The present table clock was made during a brief period in Tompion's ouevre when he was adopting a new system for regulating the speed of the pendulum from the dial rather than by directly adjusting the position of the pendulum bob. This simple but very clever innovation meant the owner no longer had to turn the clock around, stop it and fiddle with the regulation nut beneath the bob. The regulation dial was subsidiary to the main chapter ring (by chapter XI) and to balance it he introduced a dial by which one could silence the striking of the hours. The concept meant that the the dial went from being square to rectangular and for a very brief period Tompion's cases took a while to adjust to the new dial proportions. The present clock has a slightly rounded section to the upper rail of the door.
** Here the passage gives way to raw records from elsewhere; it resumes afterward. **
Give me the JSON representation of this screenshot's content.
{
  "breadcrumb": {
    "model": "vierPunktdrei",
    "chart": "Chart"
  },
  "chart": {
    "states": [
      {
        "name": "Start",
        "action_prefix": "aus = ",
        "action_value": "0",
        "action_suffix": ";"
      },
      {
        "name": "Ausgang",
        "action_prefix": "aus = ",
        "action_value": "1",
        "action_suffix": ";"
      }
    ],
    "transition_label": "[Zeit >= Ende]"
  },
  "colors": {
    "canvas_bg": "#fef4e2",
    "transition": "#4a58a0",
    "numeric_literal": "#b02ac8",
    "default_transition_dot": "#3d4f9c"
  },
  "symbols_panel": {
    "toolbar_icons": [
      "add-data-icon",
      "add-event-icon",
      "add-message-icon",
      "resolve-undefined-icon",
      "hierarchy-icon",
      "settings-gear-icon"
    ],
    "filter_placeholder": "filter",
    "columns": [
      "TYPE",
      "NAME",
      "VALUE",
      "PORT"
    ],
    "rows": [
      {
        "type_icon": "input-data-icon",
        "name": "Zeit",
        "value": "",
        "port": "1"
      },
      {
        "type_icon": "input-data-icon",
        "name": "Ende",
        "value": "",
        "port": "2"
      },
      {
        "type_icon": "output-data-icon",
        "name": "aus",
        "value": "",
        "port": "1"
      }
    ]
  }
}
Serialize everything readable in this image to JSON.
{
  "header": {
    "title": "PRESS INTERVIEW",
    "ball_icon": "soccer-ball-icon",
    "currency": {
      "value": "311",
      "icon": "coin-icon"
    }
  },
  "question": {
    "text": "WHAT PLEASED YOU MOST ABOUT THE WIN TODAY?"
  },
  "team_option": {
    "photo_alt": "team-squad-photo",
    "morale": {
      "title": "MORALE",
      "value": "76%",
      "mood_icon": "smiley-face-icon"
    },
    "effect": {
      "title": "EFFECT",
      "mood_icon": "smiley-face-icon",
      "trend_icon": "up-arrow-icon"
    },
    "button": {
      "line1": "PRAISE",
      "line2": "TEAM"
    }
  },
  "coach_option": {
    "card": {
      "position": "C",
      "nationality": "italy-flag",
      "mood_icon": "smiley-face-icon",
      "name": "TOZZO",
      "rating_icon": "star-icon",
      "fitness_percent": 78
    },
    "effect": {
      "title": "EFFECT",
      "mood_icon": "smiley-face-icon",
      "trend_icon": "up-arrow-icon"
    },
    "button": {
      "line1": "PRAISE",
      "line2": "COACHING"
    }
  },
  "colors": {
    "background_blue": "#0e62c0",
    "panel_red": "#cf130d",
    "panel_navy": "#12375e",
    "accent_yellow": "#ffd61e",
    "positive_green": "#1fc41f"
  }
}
Very shortly afterwards - even as early as Tompion No. 171 - he had ironed out the problem.
It is thought that Tompion probably supplied all of his clocks with winding keys, each of which would have been numbered with the same serial number as the clock it was 'assigned' to. Such keys were all too easily lost and indeed today 17th century crank keys are rare to find. It is thought that possibly even few than 10 numbered Tompion crank keys still remain with their original clocks. Precious few one one considers that perhaps only approximately 330 clocks by Tompion are currently extant.
The present clock is in excellent unrestored condition, many of the case joints are very dry and the small pierced ebony sound frets appear to be original survivals. The escapement and pendulum have not been reconverted and the repeat and pendulum regulation systems appear to be original.